Making your own caramel might seem daunting, but it is actually remarkably easy — you just need sugar and patience. And when the reward is gorgeous tart-sweet, just-chewy-enough caramel apples, it’s worth being patient.
Get the step-by-step photos now
by Food Network Kitchen in Food Network Magazine, October 29th, 2013
In The Botany of Desire, Michael Pollan posits that some plants beguile us into domesticating them. Apples, tulips, potatoes — they appeal, Michael claims, to fundamental human needs, and so we propagated them, ensuring their survival. They are ubiquitous now not by chance, but by design, both ours and theirs.
Quince, it seems, missed this evolutionary mandate. In fact, quince seems to have taken the opposite tack, stubbornly refusing to play nicely with modern cooks. Always pressed for time, if we cook at all, we’re unlikely to choose a fruit that cannot be eaten raw — it tastes like a mealy, sour apple. They can be difficult to peel, harder to cut and noncommittal about cooking times — 20 minutes one day, it seems, an hour another (yet mine, though slightly underripe, cooked pretty quickly).
But we genuinely think quince will indeed make you happy once you give it a try. We made our recipes as easy as possible. (Honestly, look at other recipes online. Once you tackle finding and prepping the quince, it demands very little in the way of special ingredients or fancy technique — stewing, baking, roasting, some sugar, some alcohol, maybe some spices.)
by FN Dish Editor in Drinks, July 6th, 2013
Next time you make a stir-fry, use chicken thighs instead of the usual breasts. Thighs are juicier and more flavorful, and because they have a little more fat (they’re dark meat), they don’t dry out as easily. Another bonus: Thighs usually cost less per pound.
Try It: Chicken-Broccoli Stir-Fry
by FN Dish Editor in How-to, June 20th, 2013
Traditional sangria should truly sit overnight in your fridge. You want the fruit to marry with and soak up the wine and other liquors you’ve added to your mixture. If you’re planning to make a batch for a summer party, you’ll probably remember to make it in advance. But what if you’re craving a glass right now?

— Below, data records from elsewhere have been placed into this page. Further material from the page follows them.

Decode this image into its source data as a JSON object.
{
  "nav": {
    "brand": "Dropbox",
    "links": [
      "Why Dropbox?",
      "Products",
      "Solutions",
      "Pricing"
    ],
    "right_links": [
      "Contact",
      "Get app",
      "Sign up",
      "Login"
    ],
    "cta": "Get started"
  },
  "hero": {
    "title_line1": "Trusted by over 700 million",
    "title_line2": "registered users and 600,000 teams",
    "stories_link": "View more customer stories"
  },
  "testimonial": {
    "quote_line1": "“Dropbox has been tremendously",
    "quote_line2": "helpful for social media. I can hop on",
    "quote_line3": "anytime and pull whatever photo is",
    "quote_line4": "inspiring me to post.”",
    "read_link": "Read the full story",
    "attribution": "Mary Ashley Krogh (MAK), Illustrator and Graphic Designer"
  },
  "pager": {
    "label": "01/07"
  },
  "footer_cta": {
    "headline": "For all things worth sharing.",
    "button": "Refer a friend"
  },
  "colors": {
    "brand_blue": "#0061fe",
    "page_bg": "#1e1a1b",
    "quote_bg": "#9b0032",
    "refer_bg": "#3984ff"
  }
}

Infused sangria is only minutes away. Click play on the video above to watch Cliff from Food Network Kitchens use a gadget probably stuck in the back of your kitchen drawer — the wine saver — to hack the time used to make this cocktail down to less than 10 minutes.

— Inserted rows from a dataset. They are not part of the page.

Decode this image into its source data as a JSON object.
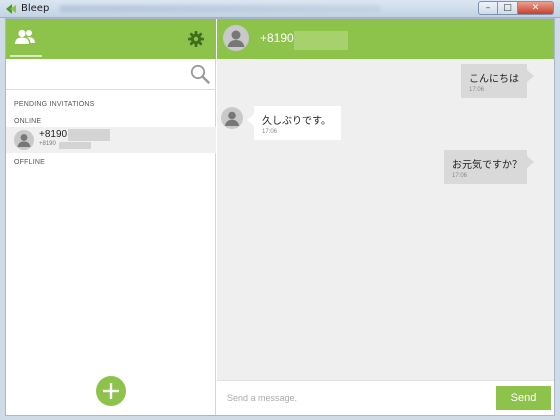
{
  "window": {
    "title": "Bleep",
    "buttons": {
      "minimize": "–",
      "maximize": "□",
      "close": "✕"
    }
  },
  "colors": {
    "accent": "#8dc24b",
    "chat_bg": "#efefef",
    "outgoing_bubble": "#d9d9d9",
    "incoming_bubble": "#ffffff"
  },
  "sidebar": {
    "icons": {
      "contacts": "contacts-icon",
      "settings": "gear-icon",
      "search": "search-icon",
      "add": "plus-icon"
    },
    "search": {
      "placeholder": ""
    },
    "sections": {
      "pending": "PENDING INVITATIONS",
      "online": "ONLINE",
      "offline": "OFFLINE"
    },
    "contacts": [
      {
        "name": "+8190",
        "sub": "+8190"
      }
    ]
  },
  "chat": {
    "header_name": "+8190",
    "messages": [
      {
        "direction": "out",
        "text": "こんにちは",
        "time": "17:06"
      },
      {
        "direction": "in",
        "text": "久しぶりです。",
        "time": "17:06"
      },
      {
        "direction": "out",
        "text": "お元気ですか？",
        "time": "17:06"
      }
    ],
    "composer": {
      "placeholder": "Send a message.",
      "send_label": "Send"
    }
  }
}
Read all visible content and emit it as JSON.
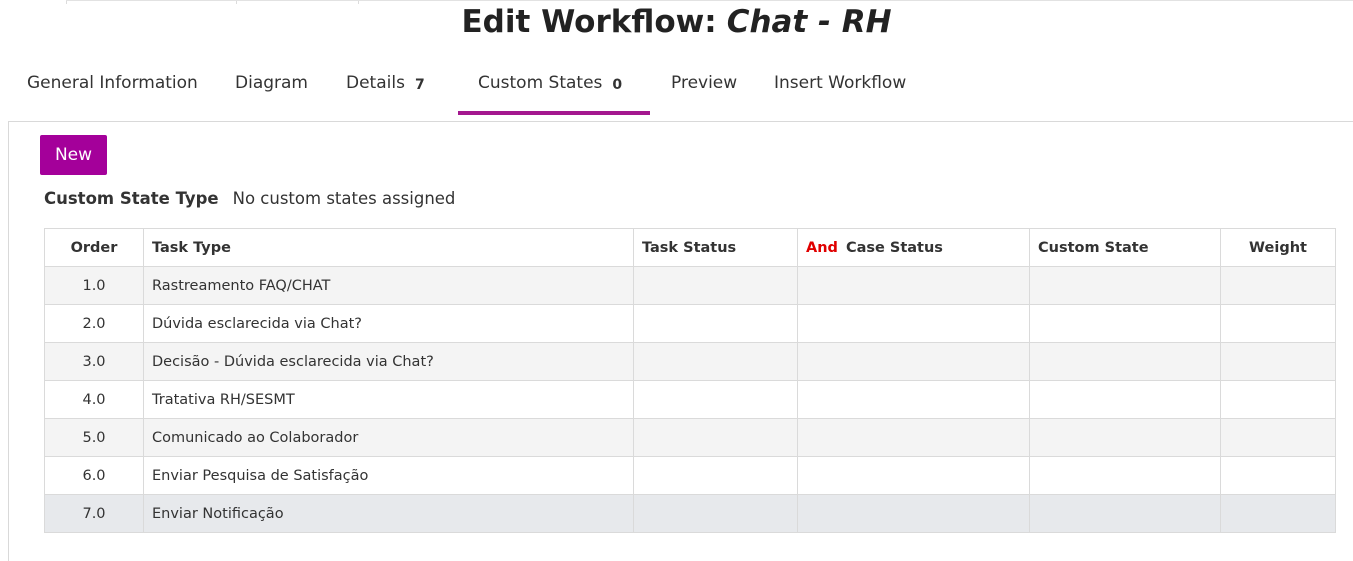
{
  "page": {
    "title_prefix": "Edit Workflow:",
    "workflow_name": "Chat - RH"
  },
  "tabs": [
    {
      "label": "General Information"
    },
    {
      "label": "Diagram"
    },
    {
      "label": "Details",
      "count": "7"
    },
    {
      "label": "Custom States",
      "count": "0",
      "active": true
    },
    {
      "label": "Preview"
    },
    {
      "label": "Insert Workflow"
    }
  ],
  "toolbar": {
    "new_label": "New"
  },
  "custom_state_type": {
    "label": "Custom State Type",
    "value": "No custom states assigned"
  },
  "table": {
    "headers": {
      "order": "Order",
      "task_type": "Task Type",
      "task_status": "Task Status",
      "and": "And",
      "case_status": "Case Status",
      "custom_state": "Custom State",
      "weight": "Weight"
    },
    "rows": [
      {
        "order": "1.0",
        "task_type": "Rastreamento FAQ/CHAT",
        "task_status": "",
        "case_status": "",
        "custom_state": "",
        "weight": ""
      },
      {
        "order": "2.0",
        "task_type": "Dúvida esclarecida via Chat?",
        "task_status": "",
        "case_status": "",
        "custom_state": "",
        "weight": ""
      },
      {
        "order": "3.0",
        "task_type": "Decisão - Dúvida esclarecida via Chat?",
        "task_status": "",
        "case_status": "",
        "custom_state": "",
        "weight": ""
      },
      {
        "order": "4.0",
        "task_type": "Tratativa RH/SESMT",
        "task_status": "",
        "case_status": "",
        "custom_state": "",
        "weight": ""
      },
      {
        "order": "5.0",
        "task_type": "Comunicado ao Colaborador",
        "task_status": "",
        "case_status": "",
        "custom_state": "",
        "weight": ""
      },
      {
        "order": "6.0",
        "task_type": "Enviar Pesquisa de Satisfação",
        "task_status": "",
        "case_status": "",
        "custom_state": "",
        "weight": ""
      },
      {
        "order": "7.0",
        "task_type": "Enviar Notificação",
        "task_status": "",
        "case_status": "",
        "custom_state": "",
        "weight": ""
      }
    ]
  },
  "colors": {
    "accent": "#a4009a",
    "tab_underline": "#a4188f",
    "and_label": "#e00000"
  }
}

by Sarah De Heer in Drinks, Entertaining, June 6th, 2013
Move over, burgers and dogs. Your grill is about to see some things it probably hasn’t before. Jake from Food Network Kitchens is showing FN Dish readers how grilling can enhance foods you would normally cook in other ways, like pickles, grapes, French toast, certain cheeses and doughnuts.

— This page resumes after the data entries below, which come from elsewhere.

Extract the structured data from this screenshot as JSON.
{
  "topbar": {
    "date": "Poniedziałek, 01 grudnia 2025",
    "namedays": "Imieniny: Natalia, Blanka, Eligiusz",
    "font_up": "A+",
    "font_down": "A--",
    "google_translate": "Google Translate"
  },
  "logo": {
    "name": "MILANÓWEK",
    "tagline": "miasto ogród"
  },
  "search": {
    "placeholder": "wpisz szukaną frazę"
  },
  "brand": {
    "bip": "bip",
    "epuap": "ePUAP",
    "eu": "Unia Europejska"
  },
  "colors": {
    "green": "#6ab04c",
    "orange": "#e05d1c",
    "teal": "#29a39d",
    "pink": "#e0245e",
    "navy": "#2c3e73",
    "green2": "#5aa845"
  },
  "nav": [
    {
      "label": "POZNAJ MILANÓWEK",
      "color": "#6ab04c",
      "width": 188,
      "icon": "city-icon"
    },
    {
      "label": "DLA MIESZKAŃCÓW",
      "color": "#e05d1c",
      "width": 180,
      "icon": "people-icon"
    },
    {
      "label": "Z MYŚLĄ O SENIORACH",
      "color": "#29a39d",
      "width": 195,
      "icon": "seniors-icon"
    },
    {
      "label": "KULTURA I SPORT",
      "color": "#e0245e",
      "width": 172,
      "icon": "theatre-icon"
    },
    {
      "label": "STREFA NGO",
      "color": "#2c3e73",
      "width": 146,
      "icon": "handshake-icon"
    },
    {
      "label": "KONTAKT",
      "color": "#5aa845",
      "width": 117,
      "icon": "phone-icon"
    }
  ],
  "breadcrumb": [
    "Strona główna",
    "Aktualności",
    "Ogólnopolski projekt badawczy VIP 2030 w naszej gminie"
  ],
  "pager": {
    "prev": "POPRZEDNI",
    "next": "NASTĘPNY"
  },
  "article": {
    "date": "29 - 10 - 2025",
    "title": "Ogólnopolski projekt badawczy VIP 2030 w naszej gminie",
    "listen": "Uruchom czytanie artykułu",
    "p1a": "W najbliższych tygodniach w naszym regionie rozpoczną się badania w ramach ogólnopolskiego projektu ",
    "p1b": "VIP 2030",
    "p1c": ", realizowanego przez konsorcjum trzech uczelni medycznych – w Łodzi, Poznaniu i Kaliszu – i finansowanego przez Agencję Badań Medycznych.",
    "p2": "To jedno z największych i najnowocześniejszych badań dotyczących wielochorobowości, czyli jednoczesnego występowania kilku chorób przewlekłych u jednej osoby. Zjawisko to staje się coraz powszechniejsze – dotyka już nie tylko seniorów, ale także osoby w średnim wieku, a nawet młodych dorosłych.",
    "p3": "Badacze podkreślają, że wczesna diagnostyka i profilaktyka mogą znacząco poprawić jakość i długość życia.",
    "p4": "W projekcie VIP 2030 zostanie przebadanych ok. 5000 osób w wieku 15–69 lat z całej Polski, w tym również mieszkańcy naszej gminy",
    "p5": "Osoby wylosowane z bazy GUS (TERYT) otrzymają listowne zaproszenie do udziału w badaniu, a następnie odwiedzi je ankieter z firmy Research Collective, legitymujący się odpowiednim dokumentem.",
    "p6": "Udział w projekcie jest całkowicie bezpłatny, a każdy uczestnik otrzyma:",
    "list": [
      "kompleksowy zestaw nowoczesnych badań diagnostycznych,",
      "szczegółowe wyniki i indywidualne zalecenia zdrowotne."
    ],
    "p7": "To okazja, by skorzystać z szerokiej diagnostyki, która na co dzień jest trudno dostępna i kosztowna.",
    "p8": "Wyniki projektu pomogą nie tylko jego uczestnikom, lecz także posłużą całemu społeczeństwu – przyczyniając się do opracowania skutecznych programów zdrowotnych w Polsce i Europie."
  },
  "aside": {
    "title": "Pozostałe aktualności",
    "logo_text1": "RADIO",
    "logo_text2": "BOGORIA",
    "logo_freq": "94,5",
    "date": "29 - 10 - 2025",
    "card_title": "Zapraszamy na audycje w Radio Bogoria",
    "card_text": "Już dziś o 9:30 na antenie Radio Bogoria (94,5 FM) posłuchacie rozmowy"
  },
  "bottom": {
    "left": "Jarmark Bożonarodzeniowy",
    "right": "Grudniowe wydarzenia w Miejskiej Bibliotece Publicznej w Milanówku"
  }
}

Click the play button above to get Jake’s tips.
VOTE: Which one would you make first?
by FN Dish Editor in Holidays, March 30th, 2013
Popsicles: They’re nostalgic treats that put a smile on any kids face and while adults can enjoy them, too, it’s just not the same. This summer, Food Network Kitchens is changing that with a recipe that brings the two best parts of summer together: cocktails and ice pops. Learn how to make these tasty, spirited and eye-catching Bourbon Pops — serve them to adults at your next barbecue and watch their eyes light up just like the good ol’ days.
Find out what you’ll need to create these cold treats by clicking the play button above.
There is an abundance of leftover recipe ideas in the days following Easter — eggs, ham and more eggs. But what about all that candy? If you find yourself with more marshmallow chicks than you know what to do with in your Easter baskets tomorrow, our resident “Esther Bunny” from Food Network Kitchens will show you how to transform them into a treat you’ll be craving all year long: whoopie pies, or whoopeeps. Click on the play button above to watch Esther (in proper attire for the holiday) take a classic Easter candy and make it a dessert that will have your whole family hopping to the table.